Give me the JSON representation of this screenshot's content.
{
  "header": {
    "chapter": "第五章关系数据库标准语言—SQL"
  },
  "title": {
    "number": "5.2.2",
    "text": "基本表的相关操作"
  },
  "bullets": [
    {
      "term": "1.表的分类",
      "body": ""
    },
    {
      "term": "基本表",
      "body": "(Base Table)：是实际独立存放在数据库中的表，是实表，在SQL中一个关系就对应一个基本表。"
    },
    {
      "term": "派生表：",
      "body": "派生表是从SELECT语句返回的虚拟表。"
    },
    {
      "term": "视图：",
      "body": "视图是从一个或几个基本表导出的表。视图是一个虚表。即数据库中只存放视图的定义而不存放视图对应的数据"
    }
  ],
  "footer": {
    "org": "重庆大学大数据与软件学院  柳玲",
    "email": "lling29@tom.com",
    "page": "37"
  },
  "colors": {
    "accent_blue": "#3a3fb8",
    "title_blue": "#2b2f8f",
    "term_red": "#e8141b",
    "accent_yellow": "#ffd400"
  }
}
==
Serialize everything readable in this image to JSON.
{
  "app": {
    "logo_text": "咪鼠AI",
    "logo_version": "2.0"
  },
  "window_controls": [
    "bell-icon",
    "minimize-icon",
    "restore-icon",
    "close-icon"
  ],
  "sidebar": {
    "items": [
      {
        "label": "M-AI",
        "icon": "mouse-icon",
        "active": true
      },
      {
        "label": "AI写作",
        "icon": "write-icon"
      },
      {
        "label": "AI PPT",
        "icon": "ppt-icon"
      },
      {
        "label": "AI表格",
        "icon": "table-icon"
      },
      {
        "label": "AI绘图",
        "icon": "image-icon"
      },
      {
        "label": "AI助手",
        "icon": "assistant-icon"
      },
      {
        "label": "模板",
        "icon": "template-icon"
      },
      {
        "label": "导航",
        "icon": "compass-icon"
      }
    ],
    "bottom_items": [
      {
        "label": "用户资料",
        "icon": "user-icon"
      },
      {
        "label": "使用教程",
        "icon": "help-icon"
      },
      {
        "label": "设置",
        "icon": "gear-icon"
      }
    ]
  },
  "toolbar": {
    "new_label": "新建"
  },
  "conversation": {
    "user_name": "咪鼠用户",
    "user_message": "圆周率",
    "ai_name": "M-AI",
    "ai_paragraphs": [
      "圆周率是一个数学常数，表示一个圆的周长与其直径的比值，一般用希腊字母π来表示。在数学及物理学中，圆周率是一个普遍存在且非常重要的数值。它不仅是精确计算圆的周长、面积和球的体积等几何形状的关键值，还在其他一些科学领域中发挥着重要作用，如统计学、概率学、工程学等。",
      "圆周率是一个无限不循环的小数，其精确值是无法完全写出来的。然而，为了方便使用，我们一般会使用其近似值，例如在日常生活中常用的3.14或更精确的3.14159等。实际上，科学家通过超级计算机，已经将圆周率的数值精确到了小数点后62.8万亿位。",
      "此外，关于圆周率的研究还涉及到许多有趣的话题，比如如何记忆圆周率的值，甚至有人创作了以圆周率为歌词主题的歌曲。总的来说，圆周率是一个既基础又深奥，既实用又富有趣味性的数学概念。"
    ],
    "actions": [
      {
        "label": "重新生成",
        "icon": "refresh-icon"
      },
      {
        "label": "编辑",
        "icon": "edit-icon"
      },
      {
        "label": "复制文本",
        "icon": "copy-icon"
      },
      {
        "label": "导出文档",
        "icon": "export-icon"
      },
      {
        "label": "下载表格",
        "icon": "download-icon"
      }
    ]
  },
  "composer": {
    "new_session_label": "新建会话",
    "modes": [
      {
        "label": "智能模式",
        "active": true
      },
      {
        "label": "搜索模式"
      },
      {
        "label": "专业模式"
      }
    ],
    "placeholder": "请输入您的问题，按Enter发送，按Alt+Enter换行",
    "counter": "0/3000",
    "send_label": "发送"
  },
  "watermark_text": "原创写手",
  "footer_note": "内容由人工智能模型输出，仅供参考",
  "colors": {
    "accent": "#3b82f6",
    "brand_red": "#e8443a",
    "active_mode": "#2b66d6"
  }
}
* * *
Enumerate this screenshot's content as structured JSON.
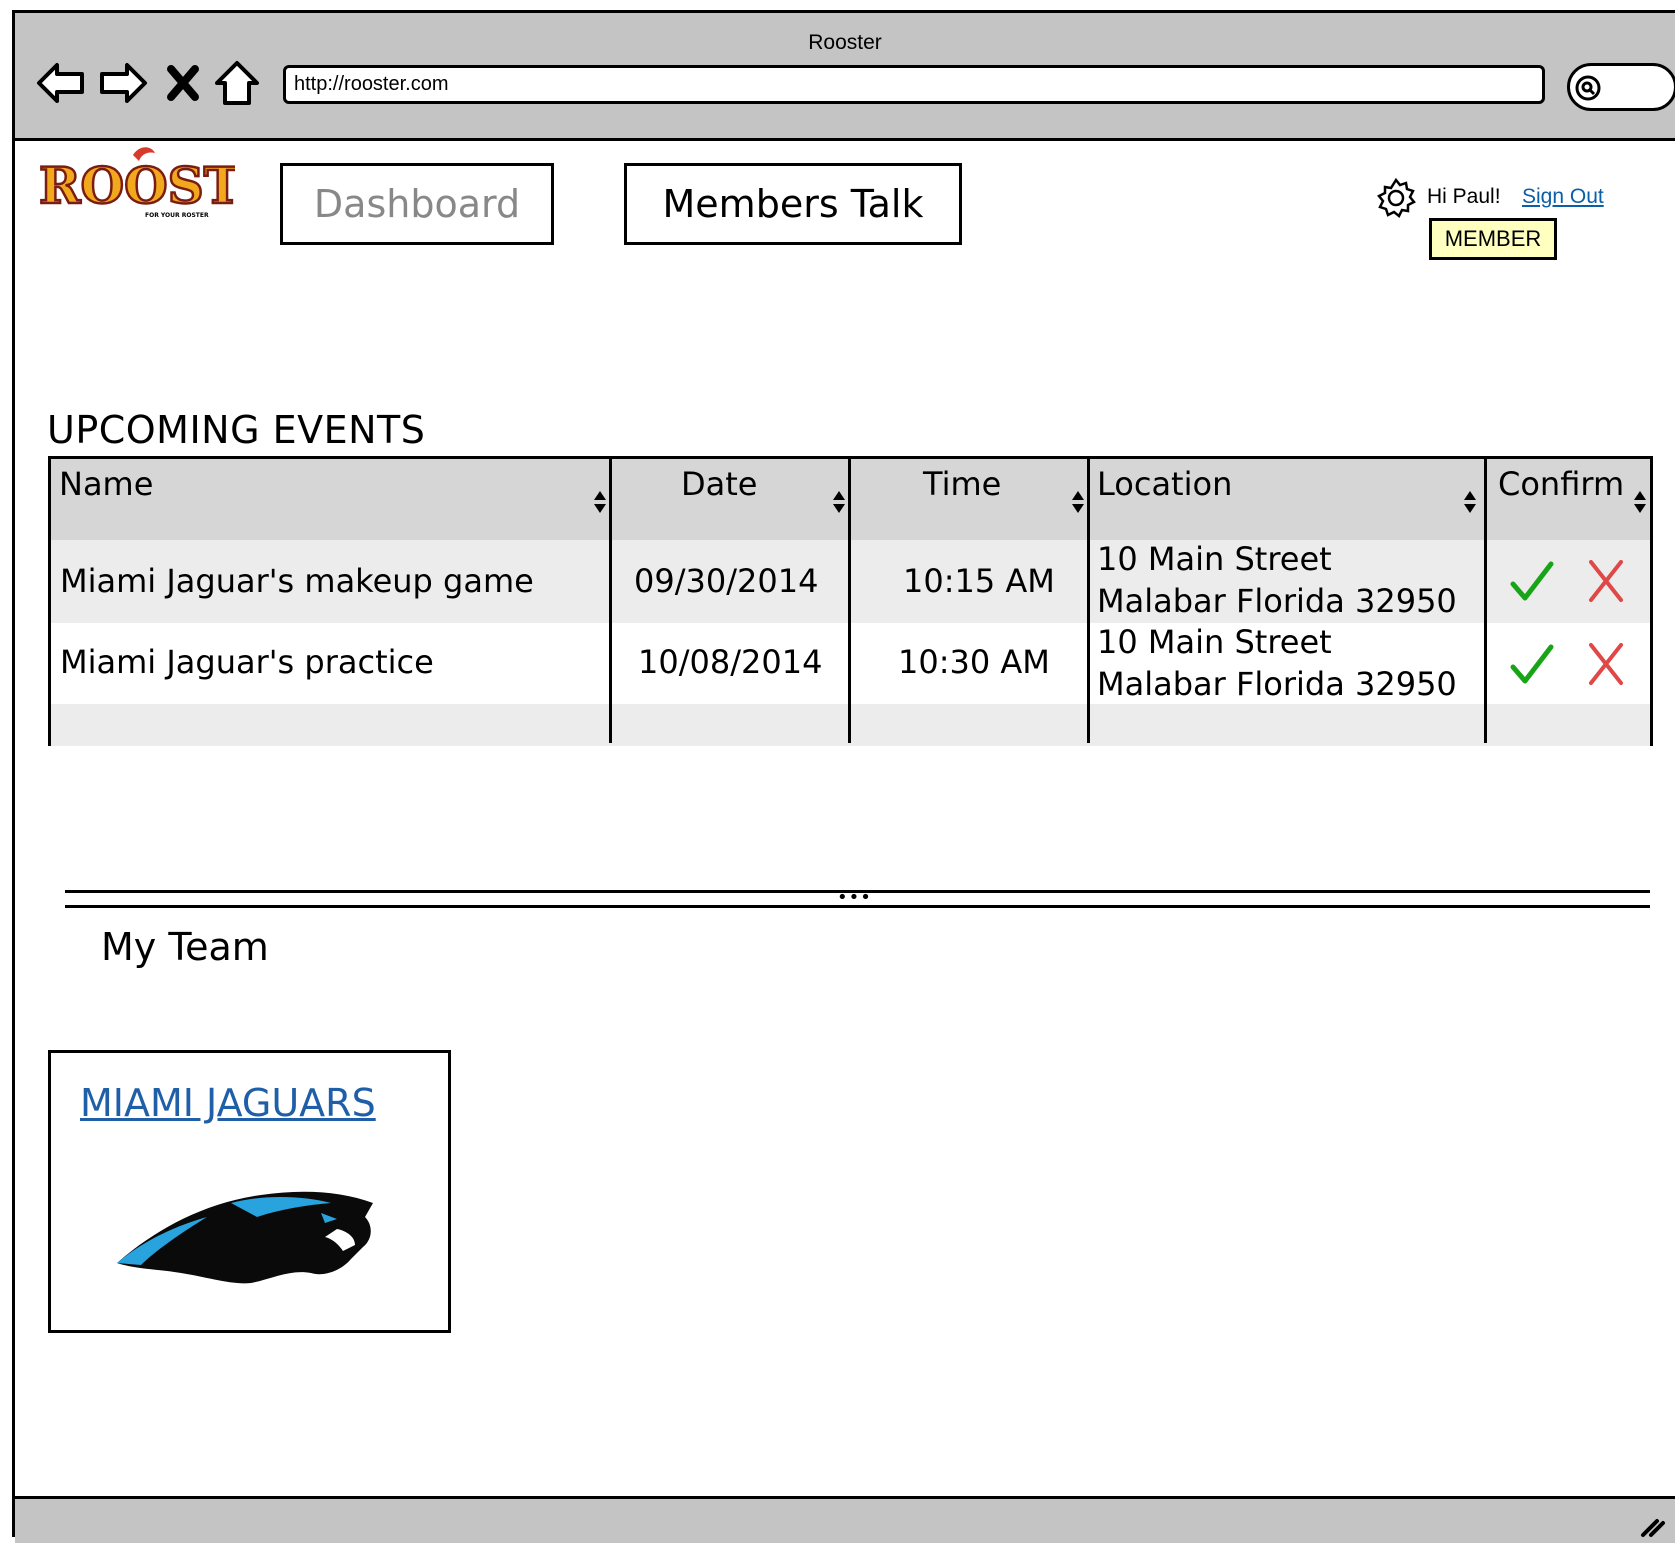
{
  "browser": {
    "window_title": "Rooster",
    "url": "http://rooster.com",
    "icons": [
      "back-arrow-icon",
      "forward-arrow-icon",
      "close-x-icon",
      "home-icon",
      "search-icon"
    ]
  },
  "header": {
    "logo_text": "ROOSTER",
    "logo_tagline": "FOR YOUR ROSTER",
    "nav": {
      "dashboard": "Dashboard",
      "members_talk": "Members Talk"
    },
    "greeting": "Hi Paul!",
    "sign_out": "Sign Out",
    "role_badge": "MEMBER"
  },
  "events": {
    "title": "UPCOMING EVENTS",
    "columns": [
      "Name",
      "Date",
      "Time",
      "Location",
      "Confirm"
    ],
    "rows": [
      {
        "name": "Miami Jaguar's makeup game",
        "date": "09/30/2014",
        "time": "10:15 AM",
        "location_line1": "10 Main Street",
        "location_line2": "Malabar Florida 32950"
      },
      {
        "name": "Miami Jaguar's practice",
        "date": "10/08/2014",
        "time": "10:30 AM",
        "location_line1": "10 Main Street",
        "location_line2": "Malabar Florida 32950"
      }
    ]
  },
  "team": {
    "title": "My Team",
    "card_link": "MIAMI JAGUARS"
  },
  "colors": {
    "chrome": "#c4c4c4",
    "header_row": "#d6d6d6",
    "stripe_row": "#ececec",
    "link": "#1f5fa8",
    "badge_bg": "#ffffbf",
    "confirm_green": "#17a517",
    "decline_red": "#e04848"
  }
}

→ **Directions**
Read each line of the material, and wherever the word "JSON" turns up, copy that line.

→ **Response area**
Give me the JSON representation of this screenshot's content.
Serialize everything readable in this image to JSON.
Enumerate this screenshot's content as structured JSON.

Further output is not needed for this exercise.